Segment Open

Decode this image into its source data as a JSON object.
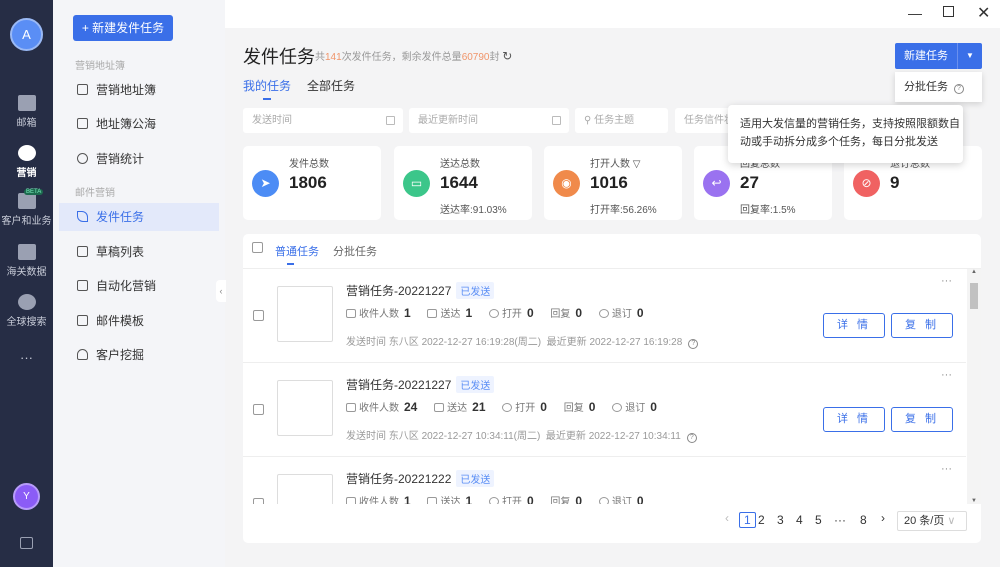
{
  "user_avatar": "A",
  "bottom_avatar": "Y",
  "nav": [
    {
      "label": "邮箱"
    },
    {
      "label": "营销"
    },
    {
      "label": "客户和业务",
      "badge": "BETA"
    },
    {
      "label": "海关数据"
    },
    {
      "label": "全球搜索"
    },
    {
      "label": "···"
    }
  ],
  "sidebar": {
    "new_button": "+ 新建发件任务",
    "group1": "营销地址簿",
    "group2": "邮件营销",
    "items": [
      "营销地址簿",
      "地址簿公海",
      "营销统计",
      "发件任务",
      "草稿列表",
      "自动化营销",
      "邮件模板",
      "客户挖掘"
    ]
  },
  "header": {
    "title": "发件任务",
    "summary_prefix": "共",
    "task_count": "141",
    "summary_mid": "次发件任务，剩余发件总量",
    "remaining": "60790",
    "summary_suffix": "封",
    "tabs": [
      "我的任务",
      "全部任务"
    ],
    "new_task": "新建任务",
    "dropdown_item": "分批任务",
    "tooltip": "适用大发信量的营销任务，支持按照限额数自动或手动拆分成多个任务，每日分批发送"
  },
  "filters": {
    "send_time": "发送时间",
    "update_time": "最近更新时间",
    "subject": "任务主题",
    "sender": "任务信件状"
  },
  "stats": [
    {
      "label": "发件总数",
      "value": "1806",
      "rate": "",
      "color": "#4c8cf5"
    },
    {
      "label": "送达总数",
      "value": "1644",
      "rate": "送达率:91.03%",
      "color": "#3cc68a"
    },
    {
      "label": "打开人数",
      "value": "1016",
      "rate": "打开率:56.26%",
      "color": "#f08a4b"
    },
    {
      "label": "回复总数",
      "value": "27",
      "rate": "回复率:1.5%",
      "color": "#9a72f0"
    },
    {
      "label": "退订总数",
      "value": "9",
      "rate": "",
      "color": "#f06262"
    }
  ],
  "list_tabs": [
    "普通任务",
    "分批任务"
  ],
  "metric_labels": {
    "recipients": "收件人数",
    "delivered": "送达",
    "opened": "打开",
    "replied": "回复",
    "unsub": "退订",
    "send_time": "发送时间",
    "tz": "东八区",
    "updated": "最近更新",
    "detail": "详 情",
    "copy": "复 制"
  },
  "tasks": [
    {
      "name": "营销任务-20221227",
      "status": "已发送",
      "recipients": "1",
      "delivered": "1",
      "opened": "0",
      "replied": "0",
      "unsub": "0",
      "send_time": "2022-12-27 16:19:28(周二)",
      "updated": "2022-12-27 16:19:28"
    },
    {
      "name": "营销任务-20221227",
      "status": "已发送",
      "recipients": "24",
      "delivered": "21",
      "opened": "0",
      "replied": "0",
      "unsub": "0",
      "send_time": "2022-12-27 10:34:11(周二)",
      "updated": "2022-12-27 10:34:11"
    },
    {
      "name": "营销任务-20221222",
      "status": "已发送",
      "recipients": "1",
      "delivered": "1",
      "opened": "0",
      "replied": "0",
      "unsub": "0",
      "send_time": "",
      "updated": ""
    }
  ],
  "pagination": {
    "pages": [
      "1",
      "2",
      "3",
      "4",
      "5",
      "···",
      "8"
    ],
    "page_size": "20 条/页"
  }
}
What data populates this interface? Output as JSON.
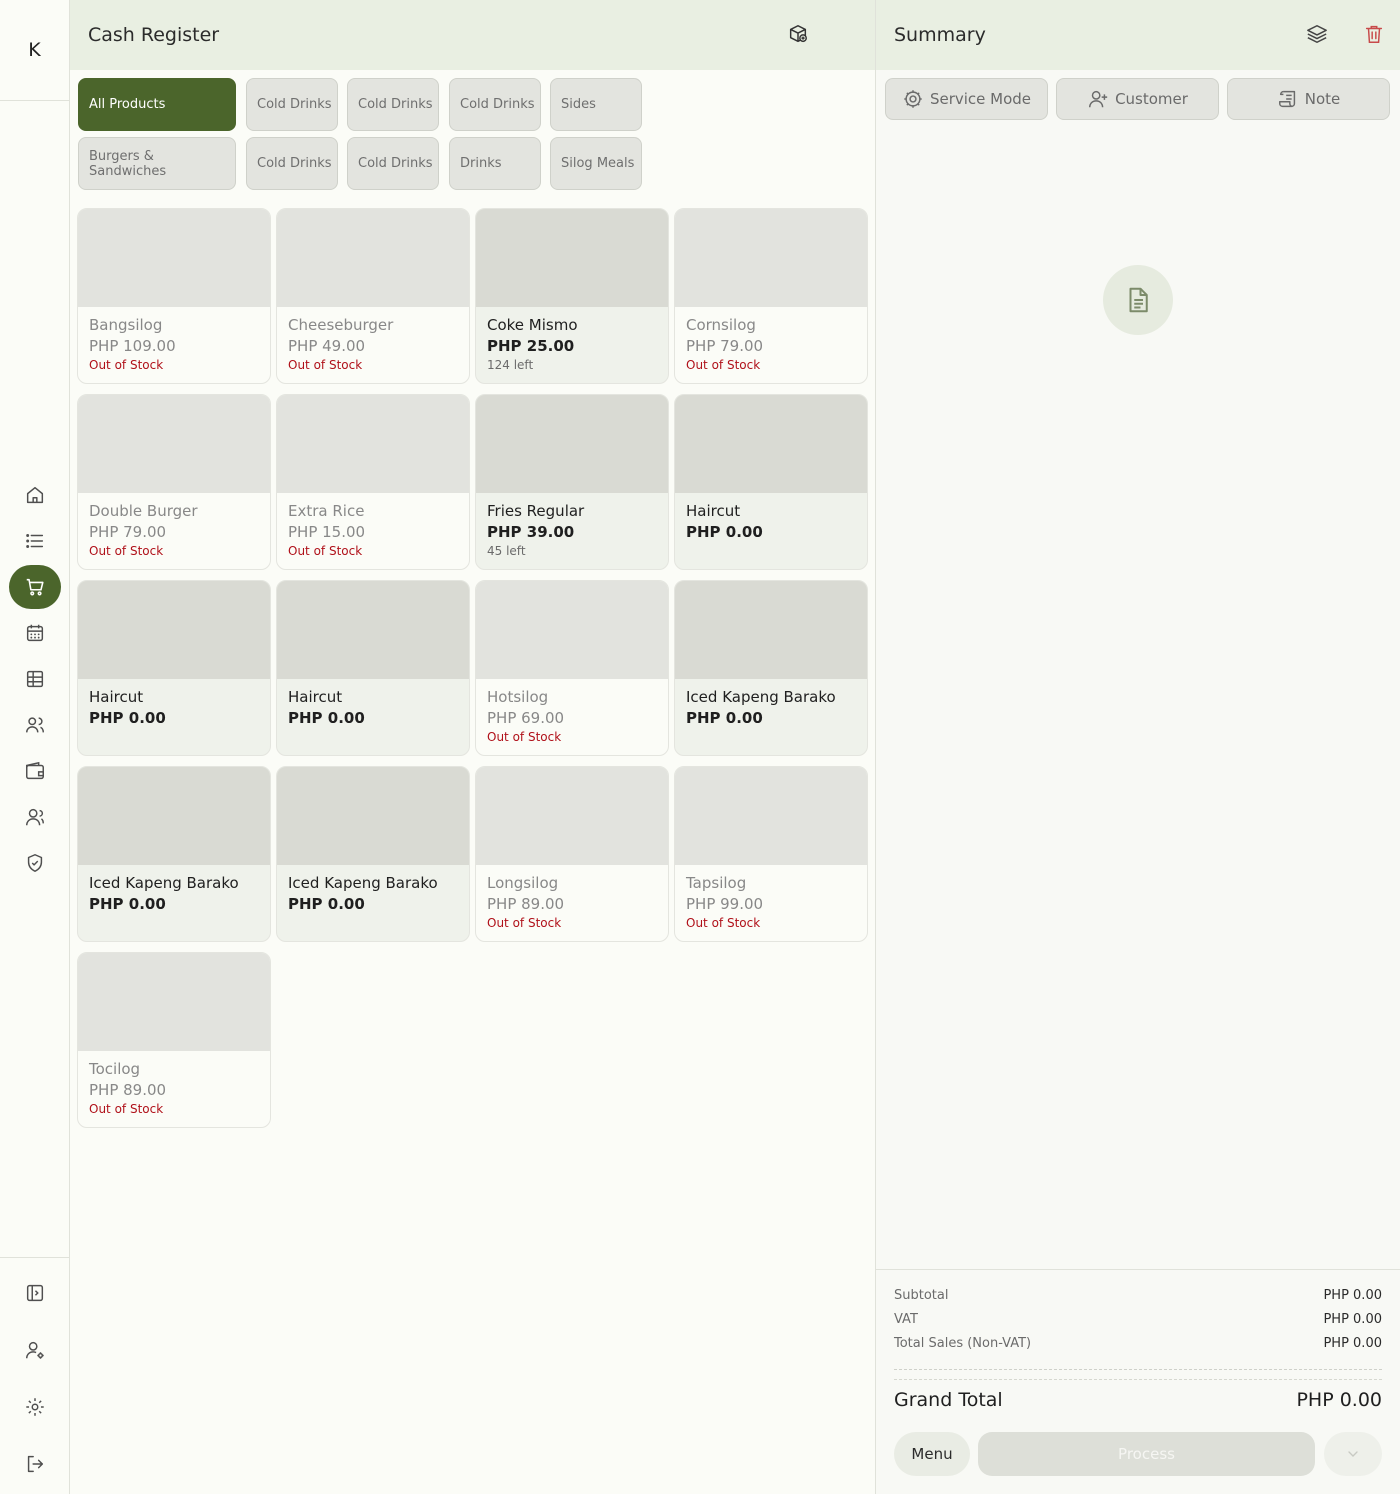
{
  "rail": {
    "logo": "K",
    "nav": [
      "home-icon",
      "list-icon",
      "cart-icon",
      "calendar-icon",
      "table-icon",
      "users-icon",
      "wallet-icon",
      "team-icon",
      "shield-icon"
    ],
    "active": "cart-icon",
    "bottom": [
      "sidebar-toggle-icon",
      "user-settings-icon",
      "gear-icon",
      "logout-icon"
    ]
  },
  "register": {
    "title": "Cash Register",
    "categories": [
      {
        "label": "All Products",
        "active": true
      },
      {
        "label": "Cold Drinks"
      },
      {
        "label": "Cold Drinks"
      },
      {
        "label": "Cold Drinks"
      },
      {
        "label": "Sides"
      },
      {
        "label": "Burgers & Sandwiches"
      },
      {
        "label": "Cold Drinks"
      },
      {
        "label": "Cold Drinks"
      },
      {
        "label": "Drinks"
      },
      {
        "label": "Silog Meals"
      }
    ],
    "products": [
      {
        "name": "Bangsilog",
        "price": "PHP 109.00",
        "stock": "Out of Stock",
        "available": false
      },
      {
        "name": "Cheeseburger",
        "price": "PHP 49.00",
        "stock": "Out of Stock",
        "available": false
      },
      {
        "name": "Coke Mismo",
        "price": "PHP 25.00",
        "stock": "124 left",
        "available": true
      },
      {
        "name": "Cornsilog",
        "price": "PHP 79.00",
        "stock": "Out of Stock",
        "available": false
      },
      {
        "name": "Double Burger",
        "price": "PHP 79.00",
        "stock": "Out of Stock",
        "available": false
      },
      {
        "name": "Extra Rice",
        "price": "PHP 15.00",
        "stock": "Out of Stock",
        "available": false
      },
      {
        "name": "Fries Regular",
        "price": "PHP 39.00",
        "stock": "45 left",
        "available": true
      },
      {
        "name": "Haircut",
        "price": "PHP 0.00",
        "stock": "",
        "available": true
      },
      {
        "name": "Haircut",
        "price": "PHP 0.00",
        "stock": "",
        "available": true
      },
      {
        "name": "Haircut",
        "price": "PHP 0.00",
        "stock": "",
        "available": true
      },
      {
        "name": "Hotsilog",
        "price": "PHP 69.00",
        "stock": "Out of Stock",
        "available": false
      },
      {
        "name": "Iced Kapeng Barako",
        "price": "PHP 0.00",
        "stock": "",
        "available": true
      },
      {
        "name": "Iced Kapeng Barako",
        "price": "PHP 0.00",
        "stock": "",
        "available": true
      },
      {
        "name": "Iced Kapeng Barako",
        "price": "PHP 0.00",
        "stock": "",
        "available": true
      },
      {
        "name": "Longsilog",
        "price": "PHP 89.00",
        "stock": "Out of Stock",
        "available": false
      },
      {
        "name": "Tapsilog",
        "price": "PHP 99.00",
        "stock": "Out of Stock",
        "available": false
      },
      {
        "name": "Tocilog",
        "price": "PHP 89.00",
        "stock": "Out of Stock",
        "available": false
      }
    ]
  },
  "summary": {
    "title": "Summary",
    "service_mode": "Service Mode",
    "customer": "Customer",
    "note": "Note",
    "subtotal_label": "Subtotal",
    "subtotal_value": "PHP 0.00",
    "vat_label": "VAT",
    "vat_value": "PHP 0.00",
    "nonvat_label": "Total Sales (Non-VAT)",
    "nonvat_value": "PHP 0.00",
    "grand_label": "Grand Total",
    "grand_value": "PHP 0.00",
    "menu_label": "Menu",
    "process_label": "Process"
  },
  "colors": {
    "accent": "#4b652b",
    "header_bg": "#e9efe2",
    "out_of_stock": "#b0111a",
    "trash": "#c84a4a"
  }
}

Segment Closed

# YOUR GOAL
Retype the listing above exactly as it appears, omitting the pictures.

# SOLUTION
Decode this image into its source data as a JSON object.
{
  "user_avatar": "A",
  "bottom_avatar": "Y",
  "nav": [
    {
      "label": "邮箱"
    },
    {
      "label": "营销"
    },
    {
      "label": "客户和业务",
      "badge": "BETA"
    },
    {
      "label": "海关数据"
    },
    {
      "label": "全球搜索"
    },
    {
      "label": "···"
    }
  ],
  "sidebar": {
    "new_button": "+ 新建发件任务",
    "group1": "营销地址簿",
    "group2": "邮件营销",
    "items": [
      "营销地址簿",
      "地址簿公海",
      "营销统计",
      "发件任务",
      "草稿列表",
      "自动化营销",
      "邮件模板",
      "客户挖掘"
    ]
  },
  "header": {
    "title": "发件任务",
    "summary_prefix": "共",
    "task_count": "141",
    "summary_mid": "次发件任务，剩余发件总量",
    "remaining": "60790",
    "summary_suffix": "封",
    "tabs": [
      "我的任务",
      "全部任务"
    ],
    "new_task": "新建任务",
    "dropdown_item": "分批任务",
    "tooltip": "适用大发信量的营销任务，支持按照限额数自动或手动拆分成多个任务，每日分批发送"
  },
  "filters": {
    "send_time": "发送时间",
    "update_time": "最近更新时间",
    "subject": "任务主题",
    "sender": "任务信件状"
  },
  "stats": [
    {
      "label": "发件总数",
      "value": "1806",
      "rate": "",
      "color": "#4c8cf5"
    },
    {
      "label": "送达总数",
      "value": "1644",
      "rate": "送达率:91.03%",
      "color": "#3cc68a"
    },
    {
      "label": "打开人数",
      "value": "1016",
      "rate": "打开率:56.26%",
      "color": "#f08a4b"
    },
    {
      "label": "回复总数",
      "value": "27",
      "rate": "回复率:1.5%",
      "color": "#9a72f0"
    },
    {
      "label": "退订总数",
      "value": "9",
      "rate": "",
      "color": "#f06262"
    }
  ],
  "list_tabs": [
    "普通任务",
    "分批任务"
  ],
  "metric_labels": {
    "recipients": "收件人数",
    "delivered": "送达",
    "opened": "打开",
    "replied": "回复",
    "unsub": "退订",
    "send_time": "发送时间",
    "tz": "东八区",
    "updated": "最近更新",
    "detail": "详 情",
    "copy": "复 制"
  },
  "tasks": [
    {
      "name": "营销任务-20221227",
      "status": "已发送",
      "recipients": "1",
      "delivered": "1",
      "opened": "0",
      "replied": "0",
      "unsub": "0",
      "send_time": "2022-12-27 16:19:28(周二)",
      "updated": "2022-12-27 16:19:28"
    },
    {
      "name": "营销任务-20221227",
      "status": "已发送",
      "recipients": "24",
      "delivered": "21",
      "opened": "0",
      "replied": "0",
      "unsub": "0",
      "send_time": "2022-12-27 10:34:11(周二)",
      "updated": "2022-12-27 10:34:11"
    },
    {
      "name": "营销任务-20221222",
      "status": "已发送",
      "recipients": "1",
      "delivered": "1",
      "opened": "0",
      "replied": "0",
      "unsub": "0",
      "send_time": "",
      "updated": ""
    }
  ],
  "pagination": {
    "pages": [
      "1",
      "2",
      "3",
      "4",
      "5",
      "···",
      "8"
    ],
    "page_size": "20 条/页"
  }
}
What data populates this interface? Output as JSON.
{
  "rail": {
    "logo": "K",
    "nav": [
      "home-icon",
      "list-icon",
      "cart-icon",
      "calendar-icon",
      "table-icon",
      "users-icon",
      "wallet-icon",
      "team-icon",
      "shield-icon"
    ],
    "active": "cart-icon",
    "bottom": [
      "sidebar-toggle-icon",
      "user-settings-icon",
      "gear-icon",
      "logout-icon"
    ]
  },
  "register": {
    "title": "Cash Register",
    "categories": [
      {
        "label": "All Products",
        "active": true
      },
      {
        "label": "Cold Drinks"
      },
      {
        "label": "Cold Drinks"
      },
      {
        "label": "Cold Drinks"
      },
      {
        "label": "Sides"
      },
      {
        "label": "Burgers & Sandwiches"
      },
      {
        "label": "Cold Drinks"
      },
      {
        "label": "Cold Drinks"
      },
      {
        "label": "Drinks"
      },
      {
        "label": "Silog Meals"
      }
    ],
    "products": [
      {
        "name": "Bangsilog",
        "price": "PHP 109.00",
        "stock": "Out of Stock",
        "available": false
      },
      {
        "name": "Cheeseburger",
        "price": "PHP 49.00",
        "stock": "Out of Stock",
        "available": false
      },
      {
        "name": "Coke Mismo",
        "price": "PHP 25.00",
        "stock": "124 left",
        "available": true
      },
      {
        "name": "Cornsilog",
        "price": "PHP 79.00",
        "stock": "Out of Stock",
        "available": false
      },
      {
        "name": "Double Burger",
        "price": "PHP 79.00",
        "stock": "Out of Stock",
        "available": false
      },
      {
        "name": "Extra Rice",
        "price": "PHP 15.00",
        "stock": "Out of Stock",
        "available": false
      },
      {
        "name": "Fries Regular",
        "price": "PHP 39.00",
        "stock": "45 left",
        "available": true
      },
      {
        "name": "Haircut",
        "price": "PHP 0.00",
        "stock": "",
        "available": true
      },
      {
        "name": "Haircut",
        "price": "PHP 0.00",
        "stock": "",
        "available": true
      },
      {
        "name": "Haircut",
        "price": "PHP 0.00",
        "stock": "",
        "available": true
      },
      {
        "name": "Hotsilog",
        "price": "PHP 69.00",
        "stock": "Out of Stock",
        "available": false
      },
      {
        "name": "Iced Kapeng Barako",
        "price": "PHP 0.00",
        "stock": "",
        "available": true
      },
      {
        "name": "Iced Kapeng Barako",
        "price": "PHP 0.00",
        "stock": "",
        "available": true
      },
      {
        "name": "Iced Kapeng Barako",
        "price": "PHP 0.00",
        "stock": "",
        "available": true
      },
      {
        "name": "Longsilog",
        "price": "PHP 89.00",
        "stock": "Out of Stock",
        "available": false
      },
      {
        "name": "Tapsilog",
        "price": "PHP 99.00",
        "stock": "Out of Stock",
        "available": false
      },
      {
        "name": "Tocilog",
        "price": "PHP 89.00",
        "stock": "Out of Stock",
        "available": false
      }
    ]
  },
  "summary": {
    "title": "Summary",
    "service_mode": "Service Mode",
    "customer": "Customer",
    "note": "Note",
    "subtotal_label": "Subtotal",
    "subtotal_value": "PHP 0.00",
    "vat_label": "VAT",
    "vat_value": "PHP 0.00",
    "nonvat_label": "Total Sales (Non-VAT)",
    "nonvat_value": "PHP 0.00",
    "grand_label": "Grand Total",
    "grand_value": "PHP 0.00",
    "menu_label": "Menu",
    "process_label": "Process"
  },
  "colors": {
    "accent": "#4b652b",
    "header_bg": "#e9efe2",
    "out_of_stock": "#b0111a",
    "trash": "#c84a4a"
  }
}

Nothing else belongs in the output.